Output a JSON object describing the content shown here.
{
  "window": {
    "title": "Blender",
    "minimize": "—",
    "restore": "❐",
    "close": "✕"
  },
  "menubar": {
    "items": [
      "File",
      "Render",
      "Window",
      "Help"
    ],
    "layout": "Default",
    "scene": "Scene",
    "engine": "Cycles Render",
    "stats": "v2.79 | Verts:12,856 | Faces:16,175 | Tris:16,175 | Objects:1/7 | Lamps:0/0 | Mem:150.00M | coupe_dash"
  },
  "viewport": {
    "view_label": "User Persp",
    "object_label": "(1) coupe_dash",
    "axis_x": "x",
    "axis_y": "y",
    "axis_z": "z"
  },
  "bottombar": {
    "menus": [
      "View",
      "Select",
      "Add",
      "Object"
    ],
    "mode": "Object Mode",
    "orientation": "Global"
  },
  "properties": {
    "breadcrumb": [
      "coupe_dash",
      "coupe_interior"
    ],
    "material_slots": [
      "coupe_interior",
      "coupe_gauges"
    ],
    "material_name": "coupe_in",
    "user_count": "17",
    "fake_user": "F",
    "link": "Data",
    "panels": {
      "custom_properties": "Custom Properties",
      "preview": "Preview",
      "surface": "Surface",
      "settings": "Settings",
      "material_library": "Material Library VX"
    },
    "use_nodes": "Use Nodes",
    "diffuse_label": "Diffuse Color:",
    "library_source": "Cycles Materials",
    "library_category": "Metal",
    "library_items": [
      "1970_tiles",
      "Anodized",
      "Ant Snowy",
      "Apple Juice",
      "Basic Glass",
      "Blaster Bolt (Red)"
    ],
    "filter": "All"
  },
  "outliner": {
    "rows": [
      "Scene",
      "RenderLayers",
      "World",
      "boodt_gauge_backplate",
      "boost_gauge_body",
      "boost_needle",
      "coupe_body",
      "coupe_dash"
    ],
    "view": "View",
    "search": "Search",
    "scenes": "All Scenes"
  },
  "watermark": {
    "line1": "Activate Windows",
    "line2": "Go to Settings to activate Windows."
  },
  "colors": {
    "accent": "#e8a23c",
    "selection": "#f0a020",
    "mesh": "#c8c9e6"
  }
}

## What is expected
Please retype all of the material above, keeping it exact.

## Solution for this task
Output a JSON object describing the content shown here.
{
  "window": {
    "title": "Blender",
    "minimize": "—",
    "restore": "❐",
    "close": "✕"
  },
  "menubar": {
    "items": [
      "File",
      "Render",
      "Window",
      "Help"
    ],
    "layout": "Default",
    "scene": "Scene",
    "engine": "Cycles Render",
    "stats": "v2.79 | Verts:12,856 | Faces:16,175 | Tris:16,175 | Objects:1/7 | Lamps:0/0 | Mem:150.00M | coupe_dash"
  },
  "viewport": {
    "view_label": "User Persp",
    "object_label": "(1) coupe_dash",
    "axis_x": "x",
    "axis_y": "y",
    "axis_z": "z"
  },
  "bottombar": {
    "menus": [
      "View",
      "Select",
      "Add",
      "Object"
    ],
    "mode": "Object Mode",
    "orientation": "Global"
  },
  "properties": {
    "breadcrumb": [
      "coupe_dash",
      "coupe_interior"
    ],
    "material_slots": [
      "coupe_interior",
      "coupe_gauges"
    ],
    "material_name": "coupe_in",
    "user_count": "17",
    "fake_user": "F",
    "link": "Data",
    "panels": {
      "custom_properties": "Custom Properties",
      "preview": "Preview",
      "surface": "Surface",
      "settings": "Settings",
      "material_library": "Material Library VX"
    },
    "use_nodes": "Use Nodes",
    "diffuse_label": "Diffuse Color:",
    "library_source": "Cycles Materials",
    "library_category": "Metal",
    "library_items": [
      "1970_tiles",
      "Anodized",
      "Ant Snowy",
      "Apple Juice",
      "Basic Glass",
      "Blaster Bolt (Red)"
    ],
    "filter": "All"
  },
  "outliner": {
    "rows": [
      "Scene",
      "RenderLayers",
      "World",
      "boodt_gauge_backplate",
      "boost_gauge_body",
      "boost_needle",
      "coupe_body",
      "coupe_dash"
    ],
    "view": "View",
    "search": "Search",
    "scenes": "All Scenes"
  },
  "watermark": {
    "line1": "Activate Windows",
    "line2": "Go to Settings to activate Windows."
  },
  "colors": {
    "accent": "#e8a23c",
    "selection": "#f0a020",
    "mesh": "#c8c9e6"
  }
}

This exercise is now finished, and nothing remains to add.